EXERCISE BRIEF: Please say how many lines of the entries below contain the word "text", and leave out everything else.

RECORDS SUPPLIED:
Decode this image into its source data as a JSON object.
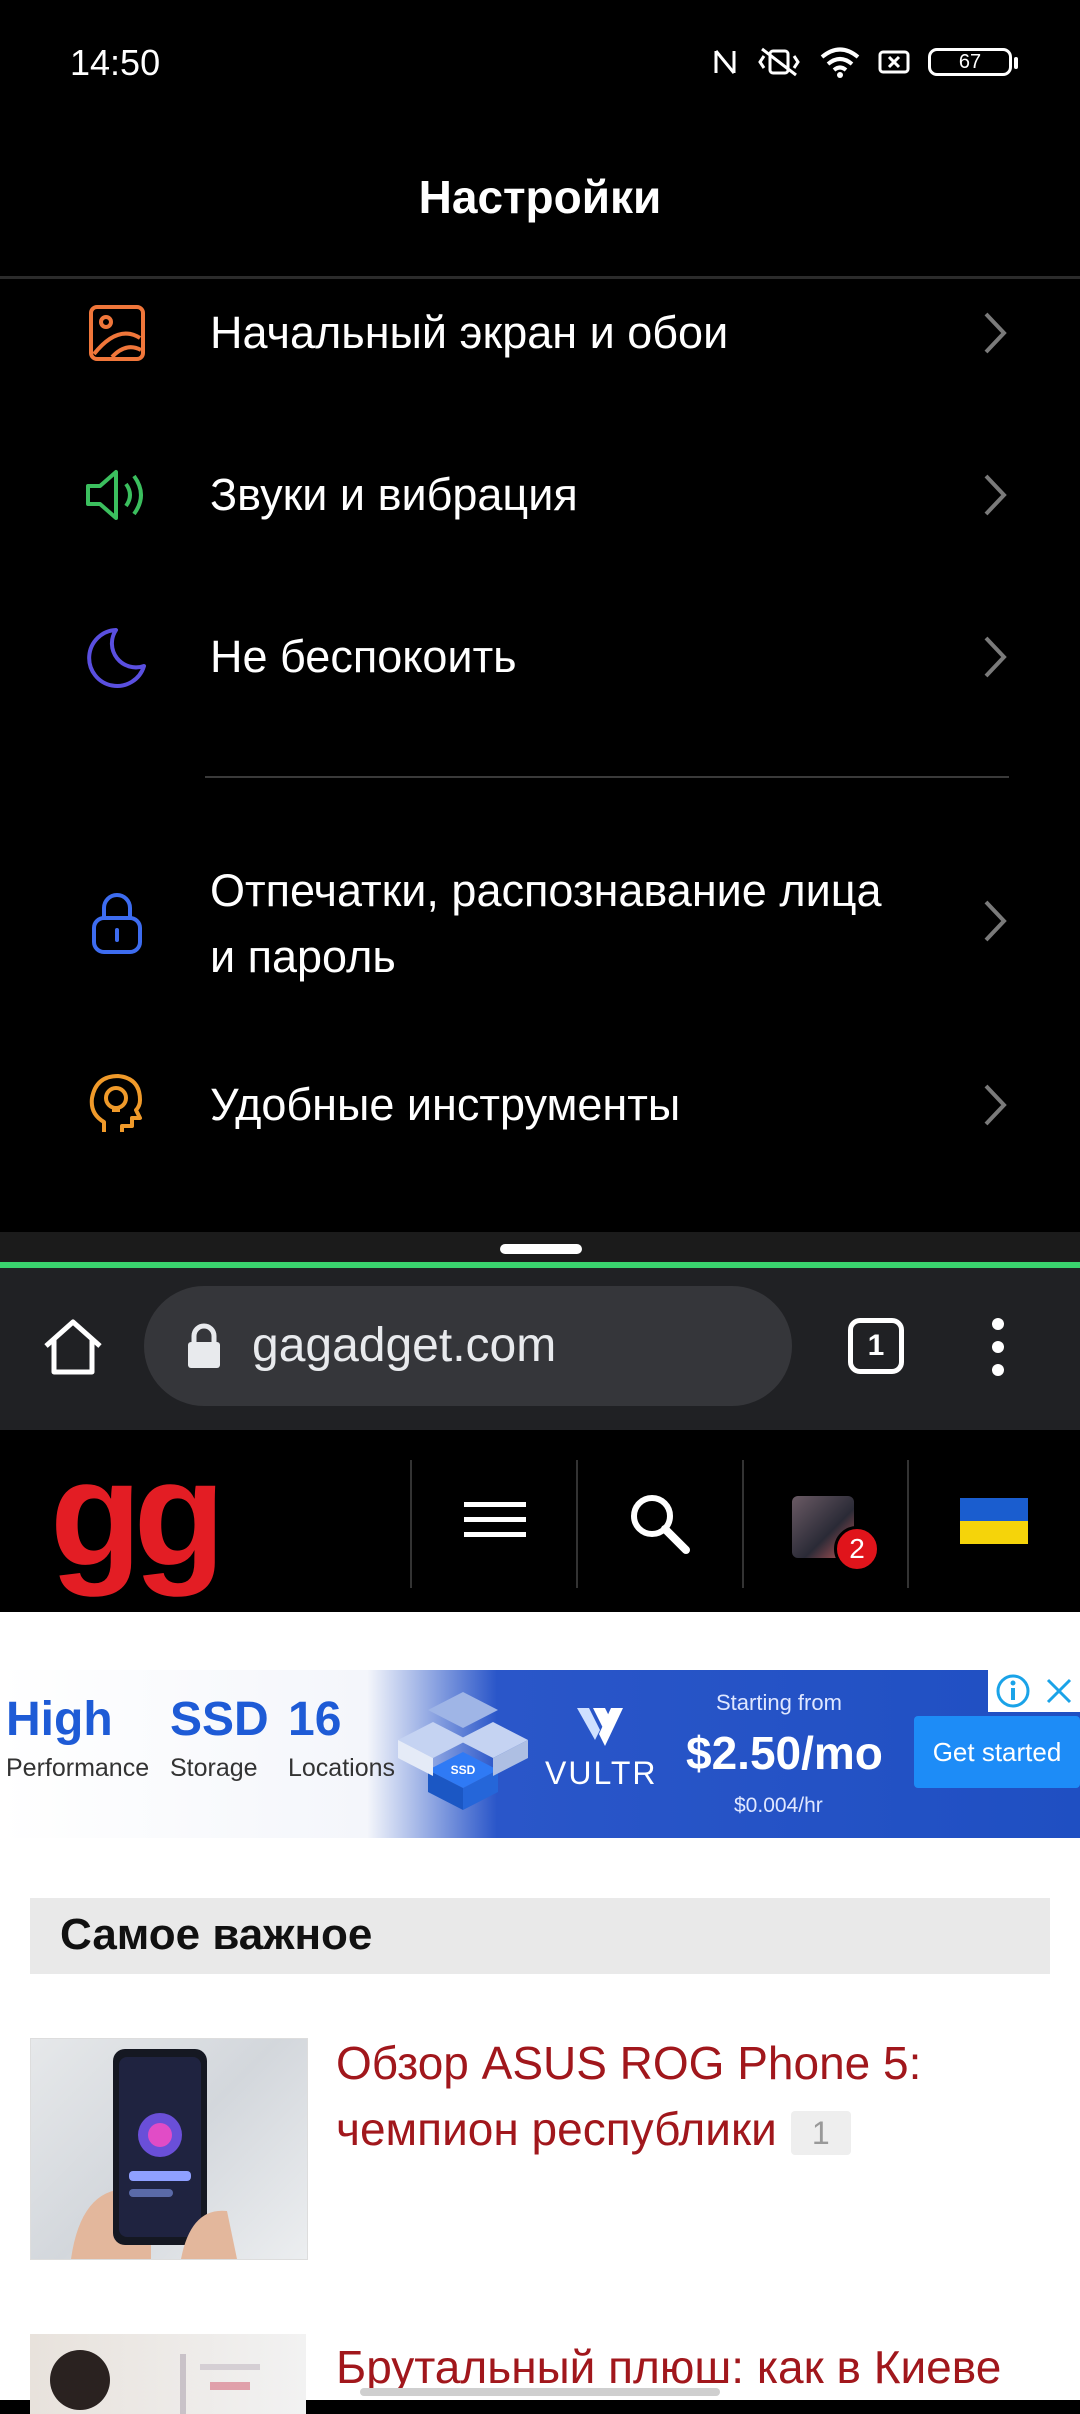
{
  "status_bar": {
    "time": "14:50",
    "battery": "67",
    "icons": [
      "nfc-icon",
      "vibrate-off-icon",
      "wifi-icon",
      "screen-record-icon",
      "battery-icon"
    ]
  },
  "settings": {
    "title": "Настройки",
    "items": [
      {
        "label": "Начальный экран и обои",
        "icon": "wallpaper-icon",
        "color": "#f0763a"
      },
      {
        "label": "Звуки и вибрация",
        "icon": "sound-icon",
        "color": "#3bbf5e"
      },
      {
        "label": "Не беспокоить",
        "icon": "moon-icon",
        "color": "#5a4fe0"
      },
      {
        "label_line1": "Отпечатки, распознавание лица",
        "label_line2": "и пароль",
        "icon": "lock-icon",
        "color": "#3d6cf0"
      },
      {
        "label": "Удобные инструменты",
        "icon": "head-bulb-icon",
        "color": "#f09a2a"
      }
    ]
  },
  "browser": {
    "url": "gagadget.com",
    "tab_count": "1"
  },
  "site": {
    "logo": "gg",
    "notification_count": "2",
    "logo_color": "#e31d24"
  },
  "ad": {
    "col1_big": "High",
    "col1_small": "Performance",
    "col2_big": "SSD",
    "col2_small": "Storage",
    "col3_big": "16",
    "col3_small": "Locations",
    "cube_label": "SSD",
    "brand": "VULTR",
    "starting_from": "Starting from",
    "price": "$2.50/mo",
    "hourly": "$0.004/hr",
    "cta": "Get started"
  },
  "content": {
    "section_title": "Самое важное",
    "articles": [
      {
        "title_line1": "Обзор ASUS ROG Phone 5:",
        "title_line2": "чемпион республики",
        "comments": "1"
      },
      {
        "title_line1": "Брутальный плюш: как в Киеве"
      }
    ]
  }
}
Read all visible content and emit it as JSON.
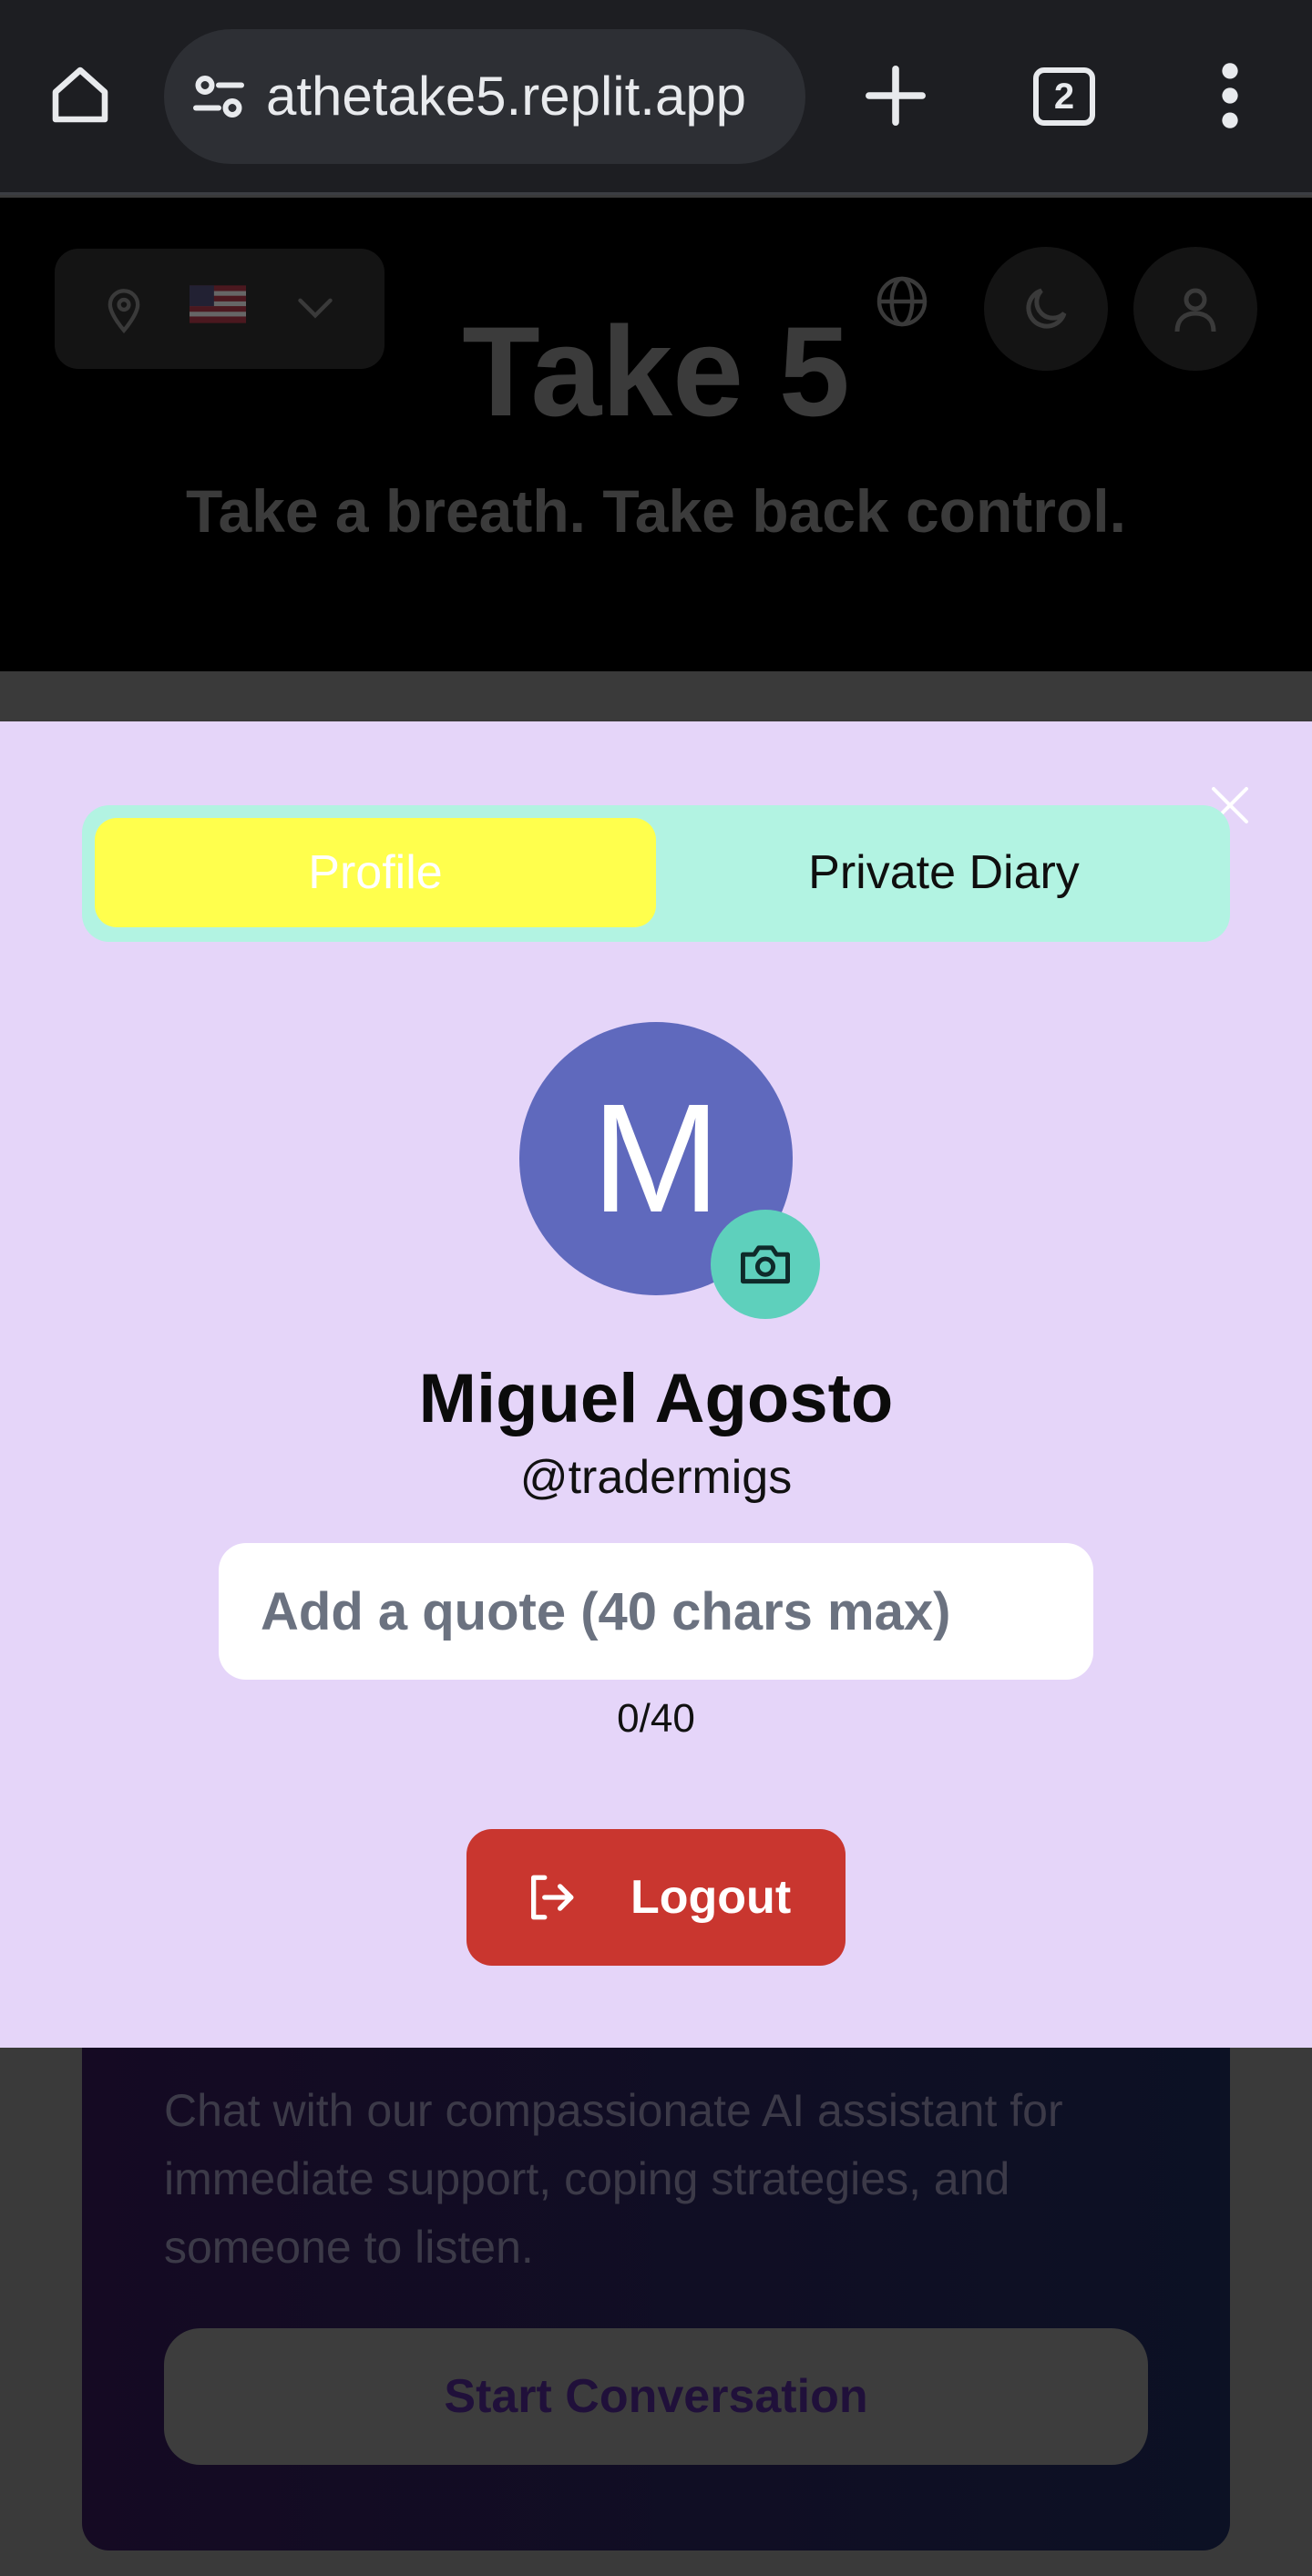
{
  "browser": {
    "url": "athetake5.replit.app",
    "tab_count": "2"
  },
  "page": {
    "title": "Take 5",
    "tagline": "Take a breath. Take back control.",
    "card": {
      "description": "Chat with our compassionate AI assistant for immediate support, coping strategies, and someone to listen.",
      "cta_label": "Start Conversation"
    }
  },
  "modal": {
    "tabs": [
      {
        "label": "Profile",
        "active": true
      },
      {
        "label": "Private Diary",
        "active": false
      }
    ],
    "avatar_initial": "M",
    "name": "Miguel Agosto",
    "handle": "@tradermigs",
    "quote_placeholder": "Add a quote (40 chars max)",
    "quote_value": "",
    "counter": "0/40",
    "logout_label": "Logout"
  },
  "colors": {
    "modal_bg": "#e5d5f9",
    "tab_active": "#ffff4d",
    "tab_bar": "#b2f3e2",
    "avatar_bg": "#5f69bd",
    "camera_bg": "#5ed0bc",
    "logout_bg": "#c9362f"
  }
}
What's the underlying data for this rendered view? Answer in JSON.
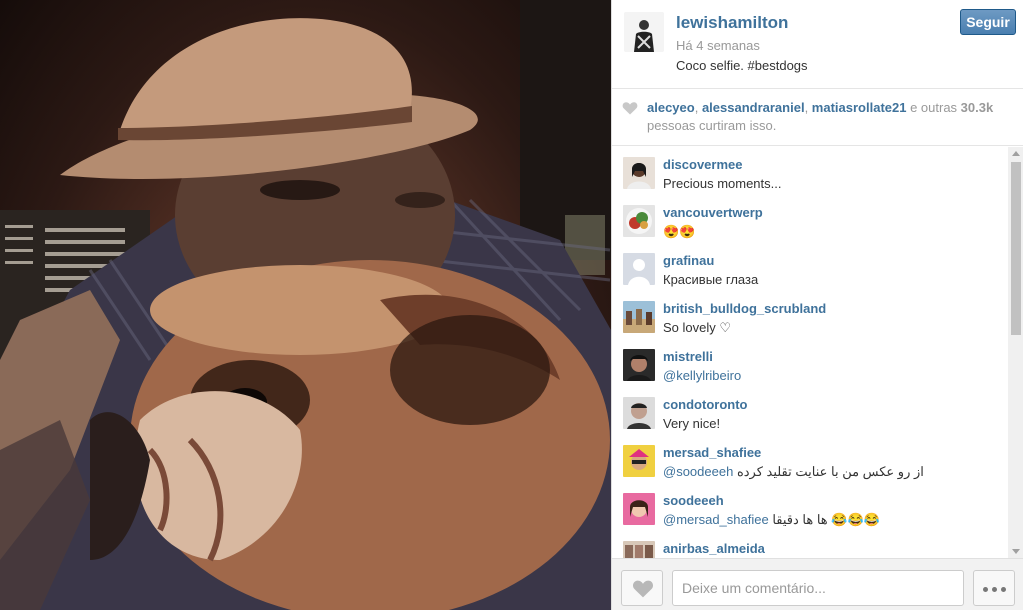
{
  "photo": {
    "alt": "Coco selfie"
  },
  "post": {
    "username": "lewishamilton",
    "time": "Há 4 semanas",
    "caption": "Coco selfie. #bestdogs",
    "follow_label": "Seguir"
  },
  "likes": {
    "users": [
      "alecyeo",
      "alessandraraniel",
      "matiasrollate21"
    ],
    "sep": ", ",
    "others_prefix": " e outras ",
    "count": "30.3k",
    "suffix": "pessoas curtiram isso."
  },
  "comments": [
    {
      "user": "discovermee",
      "text": "Precious moments..."
    },
    {
      "user": "vancouvertwerp",
      "text": "😍😍"
    },
    {
      "user": "grafinau",
      "text": "Красивые глаза"
    },
    {
      "user": "british_bulldog_scrubland",
      "text": "So lovely ♡"
    },
    {
      "user": "mistrelli",
      "mention": "@kellylribeiro",
      "text": ""
    },
    {
      "user": "condotoronto",
      "text": "Very nice!"
    },
    {
      "user": "mersad_shafiee",
      "mention": "@soodeeeh",
      "text": " از رو عکس من با عنایت تقلید کرده"
    },
    {
      "user": "soodeeeh",
      "mention": "@mersad_shafiee",
      "text": " ها ها دقیقا 😂😂😂"
    },
    {
      "user": "anirbas_almeida",
      "text": ""
    }
  ],
  "footer": {
    "comment_placeholder": "Deixe um comentário..."
  },
  "colors": {
    "link": "#3f729b",
    "button": "#4a7fb0",
    "muted": "#999999"
  }
}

TASK OUTPUT: 9